• _What you have to do_
Below are records to repeat exactly; copy them without the pictures.

• _Study material_

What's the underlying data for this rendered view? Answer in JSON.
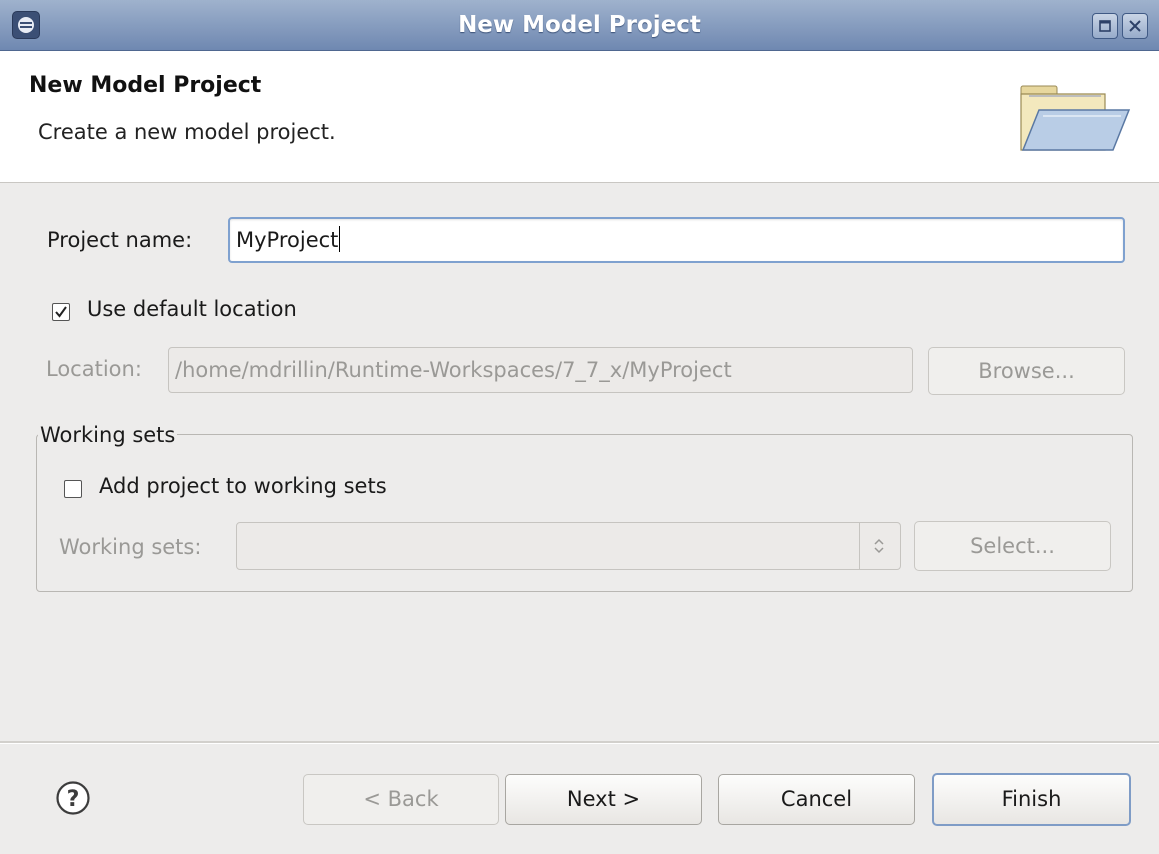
{
  "window": {
    "title": "New Model Project"
  },
  "banner": {
    "title": "New Model Project",
    "description": "Create a new model project.",
    "icon": "folder-open-icon"
  },
  "form": {
    "project_name_label": "Project name:",
    "project_name_value": "MyProject",
    "use_default_location_label": "Use default location",
    "use_default_location_checked": true,
    "location_label": "Location:",
    "location_value": "/home/mdrillin/Runtime-Workspaces/7_7_x/MyProject",
    "browse_label": "Browse...",
    "working_sets_group_label": "Working sets",
    "add_to_working_sets_label": "Add project to working sets",
    "add_to_working_sets_checked": false,
    "working_sets_label": "Working sets:",
    "working_sets_value": "",
    "select_label": "Select..."
  },
  "footer": {
    "back_label": "< Back",
    "next_label": "Next >",
    "cancel_label": "Cancel",
    "finish_label": "Finish",
    "help_icon": "help-icon"
  },
  "colors": {
    "titlebar": "#7f96bd",
    "dialog_bg": "#edeceb",
    "focus_border": "#7fa1cf",
    "disabled_text": "#9a9996"
  }
}
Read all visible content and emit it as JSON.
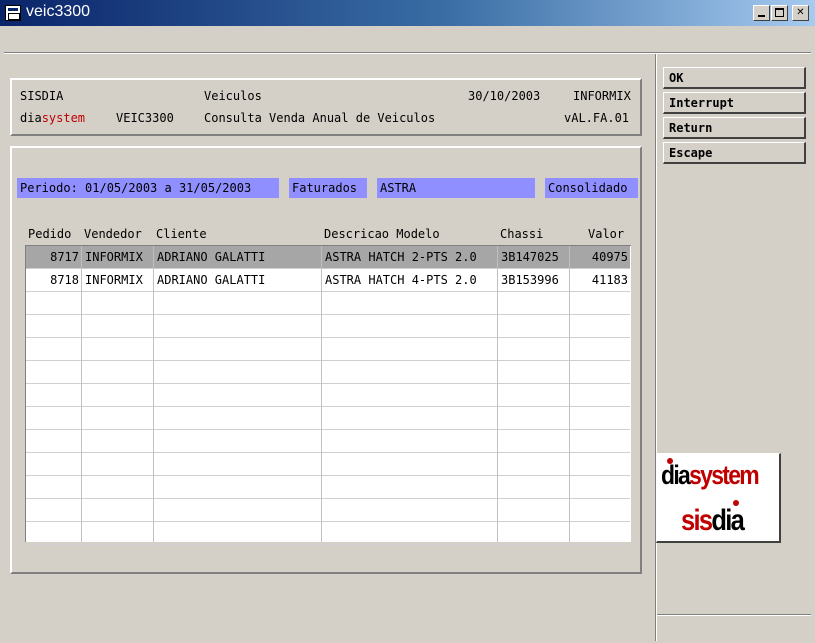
{
  "window": {
    "title": "veic3300",
    "controls": {
      "minimize": "minimize-icon",
      "maximize": "maximize-icon",
      "close": "close-icon"
    }
  },
  "header": {
    "system": "SISDIA",
    "module": "Veiculos",
    "date": "30/10/2003",
    "database": "INFORMIX",
    "brand_prefix": "dia",
    "brand_suffix": "system",
    "program": "VEIC3300",
    "description": "Consulta Venda Anual de Veiculos",
    "version": "vAL.FA.01"
  },
  "filters": {
    "periodo": "Periodo: 01/05/2003 a 31/05/2003",
    "status": "Faturados",
    "modelo": "ASTRA",
    "tipo": "Consolidado"
  },
  "table": {
    "columns": [
      "Pedido",
      "Vendedor",
      "Cliente",
      "Descricao Modelo",
      "Chassi",
      "Valor"
    ],
    "rows": [
      {
        "pedido": "8717",
        "vendedor": "INFORMIX",
        "cliente": "ADRIANO GALATTI",
        "modelo": "ASTRA HATCH 2-PTS 2.0",
        "chassi": "3B147025",
        "valor": "40975",
        "selected": true
      },
      {
        "pedido": "8718",
        "vendedor": "INFORMIX",
        "cliente": "ADRIANO GALATTI",
        "modelo": "ASTRA HATCH 4-PTS 2.0",
        "chassi": "3B153996",
        "valor": "41183",
        "selected": false
      }
    ]
  },
  "buttons": {
    "ok": "OK",
    "interrupt": "Interrupt",
    "return": "Return",
    "escape": "Escape"
  },
  "logo": {
    "line1_a": "dia",
    "line1_b": "system",
    "line2_a": "sis",
    "line2_b": "dia"
  },
  "colors": {
    "field_bg": "#8f8fff",
    "brand_red": "#c00000",
    "titlebar": "#0a246a"
  }
}
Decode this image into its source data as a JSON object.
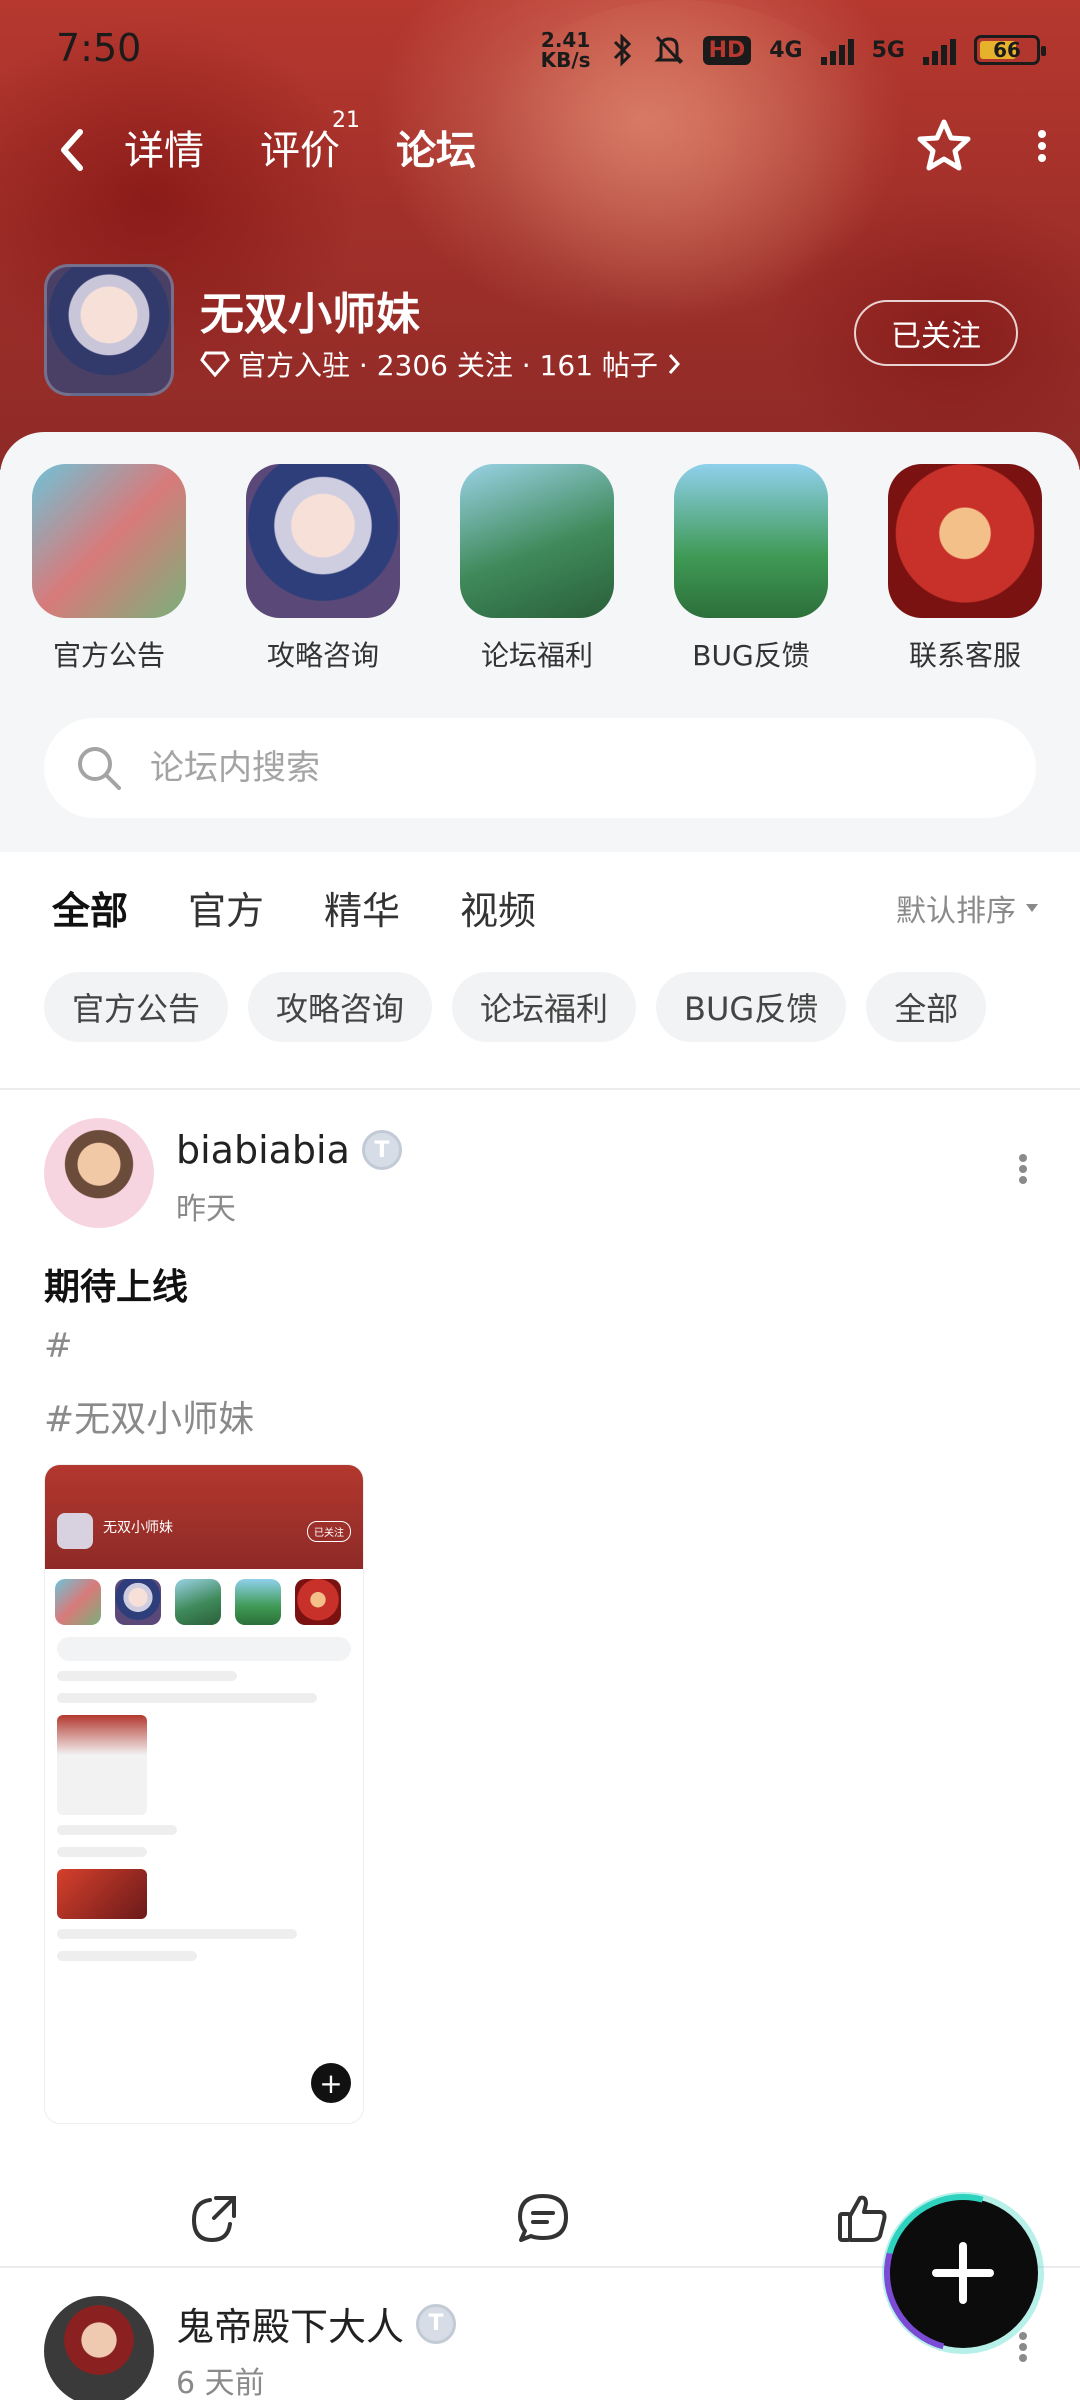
{
  "status_bar": {
    "time": "7:50",
    "speed_value": "2.41",
    "speed_unit": "KB/s",
    "hd_label": "HD",
    "net1": "4G",
    "net2": "5G",
    "battery": "66"
  },
  "nav": {
    "tabs": [
      {
        "label": "详情"
      },
      {
        "label": "评价",
        "badge": "21"
      },
      {
        "label": "论坛"
      }
    ]
  },
  "game": {
    "title": "无双小师妹",
    "meta": "官方入驻 · 2306 关注 · 161 帖子",
    "follow_label": "已关注"
  },
  "categories": [
    {
      "label": "官方公告"
    },
    {
      "label": "攻略咨询"
    },
    {
      "label": "论坛福利"
    },
    {
      "label": "BUG反馈"
    },
    {
      "label": "联系客服"
    }
  ],
  "search": {
    "placeholder": "论坛内搜索"
  },
  "filter_tabs": [
    {
      "label": "全部"
    },
    {
      "label": "官方"
    },
    {
      "label": "精华"
    },
    {
      "label": "视频"
    }
  ],
  "sort_label": "默认排序",
  "chips": [
    {
      "label": "官方公告"
    },
    {
      "label": "攻略咨询"
    },
    {
      "label": "论坛福利"
    },
    {
      "label": "BUG反馈"
    },
    {
      "label": "全部"
    }
  ],
  "posts": [
    {
      "user": "biabiabia",
      "time": "昨天",
      "title": "期待上线",
      "tag1": "#",
      "tag2": "#无双小师妹",
      "screenshot_title": "无双小师妹",
      "screenshot_follow": "已关注"
    },
    {
      "user": "鬼帝殿下大人",
      "time": "6 天前"
    }
  ],
  "level_badge": "T"
}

• _Response area_
What's the underlying data for this rendered view? Answer in JSON.
{
  "window": {
    "title": "New Model Project"
  },
  "banner": {
    "title": "New Model Project",
    "description": "Create a new model project.",
    "icon": "folder-open-icon"
  },
  "form": {
    "project_name_label": "Project name:",
    "project_name_value": "MyProject",
    "use_default_location_label": "Use default location",
    "use_default_location_checked": true,
    "location_label": "Location:",
    "location_value": "/home/mdrillin/Runtime-Workspaces/7_7_x/MyProject",
    "browse_label": "Browse...",
    "working_sets_group_label": "Working sets",
    "add_to_working_sets_label": "Add project to working sets",
    "add_to_working_sets_checked": false,
    "working_sets_label": "Working sets:",
    "working_sets_value": "",
    "select_label": "Select..."
  },
  "footer": {
    "back_label": "< Back",
    "next_label": "Next >",
    "cancel_label": "Cancel",
    "finish_label": "Finish",
    "help_icon": "help-icon"
  },
  "colors": {
    "titlebar": "#7f96bd",
    "dialog_bg": "#edeceb",
    "focus_border": "#7fa1cf",
    "disabled_text": "#9a9996"
  }
}
Read all visible content and emit it as JSON.
{
  "window": {
    "title": "veic3300",
    "controls": {
      "minimize": "minimize-icon",
      "maximize": "maximize-icon",
      "close": "close-icon"
    }
  },
  "header": {
    "system": "SISDIA",
    "module": "Veiculos",
    "date": "30/10/2003",
    "database": "INFORMIX",
    "brand_prefix": "dia",
    "brand_suffix": "system",
    "program": "VEIC3300",
    "description": "Consulta Venda Anual de Veiculos",
    "version": "vAL.FA.01"
  },
  "filters": {
    "periodo": "Periodo: 01/05/2003 a 31/05/2003",
    "status": "Faturados",
    "modelo": "ASTRA",
    "tipo": "Consolidado"
  },
  "table": {
    "columns": [
      "Pedido",
      "Vendedor",
      "Cliente",
      "Descricao Modelo",
      "Chassi",
      "Valor"
    ],
    "rows": [
      {
        "pedido": "8717",
        "vendedor": "INFORMIX",
        "cliente": "ADRIANO GALATTI",
        "modelo": "ASTRA HATCH 2-PTS 2.0",
        "chassi": "3B147025",
        "valor": "40975",
        "selected": true
      },
      {
        "pedido": "8718",
        "vendedor": "INFORMIX",
        "cliente": "ADRIANO GALATTI",
        "modelo": "ASTRA HATCH 4-PTS 2.0",
        "chassi": "3B153996",
        "valor": "41183",
        "selected": false
      }
    ]
  },
  "buttons": {
    "ok": "OK",
    "interrupt": "Interrupt",
    "return": "Return",
    "escape": "Escape"
  },
  "logo": {
    "line1_a": "dia",
    "line1_b": "system",
    "line2_a": "sis",
    "line2_b": "dia"
  },
  "colors": {
    "field_bg": "#8f8fff",
    "brand_red": "#c00000",
    "titlebar": "#0a246a"
  }
}
Decode this image into its source data as a JSON object.
{
  "status_bar": {
    "time": "7:50",
    "speed_value": "2.41",
    "speed_unit": "KB/s",
    "hd_label": "HD",
    "net1": "4G",
    "net2": "5G",
    "battery": "66"
  },
  "nav": {
    "tabs": [
      {
        "label": "详情"
      },
      {
        "label": "评价",
        "badge": "21"
      },
      {
        "label": "论坛"
      }
    ]
  },
  "game": {
    "title": "无双小师妹",
    "meta": "官方入驻 · 2306 关注 · 161 帖子",
    "follow_label": "已关注"
  },
  "categories": [
    {
      "label": "官方公告"
    },
    {
      "label": "攻略咨询"
    },
    {
      "label": "论坛福利"
    },
    {
      "label": "BUG反馈"
    },
    {
      "label": "联系客服"
    }
  ],
  "search": {
    "placeholder": "论坛内搜索"
  },
  "filter_tabs": [
    {
      "label": "全部"
    },
    {
      "label": "官方"
    },
    {
      "label": "精华"
    },
    {
      "label": "视频"
    }
  ],
  "sort_label": "默认排序",
  "chips": [
    {
      "label": "官方公告"
    },
    {
      "label": "攻略咨询"
    },
    {
      "label": "论坛福利"
    },
    {
      "label": "BUG反馈"
    },
    {
      "label": "全部"
    }
  ],
  "posts": [
    {
      "user": "biabiabia",
      "time": "昨天",
      "title": "期待上线",
      "tag1": "#",
      "tag2": "#无双小师妹",
      "screenshot_title": "无双小师妹",
      "screenshot_follow": "已关注"
    },
    {
      "user": "鬼帝殿下大人",
      "time": "6 天前"
    }
  ],
  "level_badge": "T"
}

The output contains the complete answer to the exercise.